Implementation of all aspects of the Trade Facilitation Agreement package, he added, “would be a major boost to the WTO, enhancing our ability to deliver beneficial outcomes to all our members.”

Azevedo made his comments ahead of the recent Group of 20 Leaders Summit in Brisbane, Australia.

The compromise U.S./EU/India agricultural subsidy deal included no major revision of the original WTO deal struck last December, which provided for India’s food stockpiling to be shielded from legal challenge by a “peace clause.”

A food security law passed by India’s last government expanded the number of people entitled to receive cheap food grains to 850 million.

India recently disclosed that its state food procurement cost $13.8 billion in 2010-11, part of the total of $56.1 billion it spends on farm support. Wheat stocks, at 30 million tons, are more than double official target levels.

The deal, which needs to be backed by all 160 WTO members, has resurrected hopes that the trade body can now push through those reforms, opening the way up for further negotiations.

11/19/2014

WTO Downgrades Trade Growth Forecasts

Geneva, Switzerland – The World Trade Organization has reduced its forecast for world trade growth in 2014 to 3.1 percent, a significant drop from the 4.6 percent it made in April.

In addition, it also cut its estimate for 2015 to 4.0 percent from its previous 5.3 percent forecast.

The downgrade “comes in response to weaker-than-expected GDP growth and muted import demand in the first half of 2014, particularly in natural resource exporting regions such as South and Central America,” the global trade group said.

Beyond the specific downward revisions, it said, “risks to the forecast remain predominantly on the downside, as global growth remains uneven and as geopolitical tensions and risks have risen,” while “international institutions have significantly revised their GDP forecasts after disappointing economic growth in the first half of the year,” said WTO Director-General Roberto Azevêdo.
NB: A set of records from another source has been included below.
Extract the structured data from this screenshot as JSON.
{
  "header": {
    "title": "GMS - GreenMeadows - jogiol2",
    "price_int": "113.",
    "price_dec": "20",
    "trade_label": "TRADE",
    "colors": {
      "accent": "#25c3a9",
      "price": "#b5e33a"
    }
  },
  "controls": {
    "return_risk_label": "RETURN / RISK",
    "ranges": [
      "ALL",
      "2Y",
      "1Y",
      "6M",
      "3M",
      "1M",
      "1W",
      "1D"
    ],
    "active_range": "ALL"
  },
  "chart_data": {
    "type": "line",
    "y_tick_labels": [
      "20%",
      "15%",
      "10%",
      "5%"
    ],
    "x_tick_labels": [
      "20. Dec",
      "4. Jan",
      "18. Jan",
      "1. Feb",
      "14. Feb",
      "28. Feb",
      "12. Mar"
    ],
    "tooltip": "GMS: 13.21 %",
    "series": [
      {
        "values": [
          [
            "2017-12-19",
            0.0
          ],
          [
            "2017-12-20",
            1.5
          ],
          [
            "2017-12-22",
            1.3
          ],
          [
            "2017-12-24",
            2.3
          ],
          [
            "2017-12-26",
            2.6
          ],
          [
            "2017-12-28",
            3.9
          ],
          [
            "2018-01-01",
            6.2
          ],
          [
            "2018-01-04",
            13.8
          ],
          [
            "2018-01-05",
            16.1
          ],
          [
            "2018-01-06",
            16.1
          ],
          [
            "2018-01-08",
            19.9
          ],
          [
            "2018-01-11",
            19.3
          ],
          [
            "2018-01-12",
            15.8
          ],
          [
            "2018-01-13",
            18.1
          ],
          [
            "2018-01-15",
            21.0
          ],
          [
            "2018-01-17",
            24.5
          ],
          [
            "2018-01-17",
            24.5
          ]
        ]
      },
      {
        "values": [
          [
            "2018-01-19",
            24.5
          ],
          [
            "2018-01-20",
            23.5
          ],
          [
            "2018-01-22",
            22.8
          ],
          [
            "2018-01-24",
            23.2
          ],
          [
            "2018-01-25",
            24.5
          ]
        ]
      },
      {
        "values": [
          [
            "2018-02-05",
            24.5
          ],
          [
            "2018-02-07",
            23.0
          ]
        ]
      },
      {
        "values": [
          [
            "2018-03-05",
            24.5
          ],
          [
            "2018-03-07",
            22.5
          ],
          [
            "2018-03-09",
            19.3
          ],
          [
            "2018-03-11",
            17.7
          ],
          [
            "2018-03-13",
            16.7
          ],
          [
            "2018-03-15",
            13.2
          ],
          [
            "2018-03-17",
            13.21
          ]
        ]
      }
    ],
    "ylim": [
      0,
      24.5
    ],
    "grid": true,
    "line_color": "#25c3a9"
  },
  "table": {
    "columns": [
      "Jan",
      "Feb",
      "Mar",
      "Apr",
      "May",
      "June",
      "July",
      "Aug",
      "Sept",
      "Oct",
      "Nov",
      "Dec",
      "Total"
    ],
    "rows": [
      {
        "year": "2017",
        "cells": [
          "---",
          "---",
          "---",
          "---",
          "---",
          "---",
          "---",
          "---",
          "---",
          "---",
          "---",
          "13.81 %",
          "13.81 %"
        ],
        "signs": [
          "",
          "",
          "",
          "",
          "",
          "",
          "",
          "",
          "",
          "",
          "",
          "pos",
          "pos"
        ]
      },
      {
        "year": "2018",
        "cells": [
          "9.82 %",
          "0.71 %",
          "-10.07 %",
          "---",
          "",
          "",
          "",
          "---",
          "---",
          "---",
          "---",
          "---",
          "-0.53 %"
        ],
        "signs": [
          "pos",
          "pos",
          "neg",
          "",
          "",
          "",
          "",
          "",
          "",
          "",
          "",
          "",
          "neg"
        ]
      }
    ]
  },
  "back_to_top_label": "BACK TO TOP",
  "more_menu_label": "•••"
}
When the last forecast was released in April 2014, conditions for stronger trade growth seemed to be falling into place after a two year slump that saw world merchandise trade grow just 2.2 percent on average during 2012–13, with leading indicators at the time pointing to an upturn in developed economies and Europe in particular.

“Although growth has strengthened somewhat in 2014, it has remained unsteady,” the WTO said with output in the US during the first quarter of this year falling by –2.1 percent, annualized rates and in the second quarter in Germany by –0.6 percent, “sapping global import demand.”

China’s GDP growth also slowed from 7.7 percent in 2013 to 6.1 percent in the first quarter of this year before rebounding in the second. The slow first quarter contributed to weak exports in trading partners.

“As a result of these and other factors, global trade stagnated in the first half of 2014, as the gradual recovery of import demand in developed countries was offset by declines in developing countries,” the WTO said.

Growth in trade and output “is expected to be somewhat stronger in the second half of 2014 as governments and central banks may provide policy support to boost growth, and as idiosyncratic factors such as harsh weather conditions in the US and a sales tax rise in Japan weighted on trade in the first half of this year begin to fade.”

However, the WTO said, “several risk factors on the horizon have the potential to produce worse economic outcomes.”

For example, it said, tensions between the European Union and the US on the one hand and the Russian Federation on the other over Ukraine have already resulted in trade sanctions on certain agricultural commodities, and the number of products affected could widen if the crisis persists.

At the same time, the continuing conflict in the Middle East “is also stoking uncertainty, and could lead to a spike in oil prices if the security of oil supplies is threatened.”

This is the moment, he said, “to remind ourselves that trade can play a positive role here. Cutting trade costs and broadening trade opportunities can be a key ingredient to reversing this trend,” said the WTO’s Azevêdo.

09/24/2014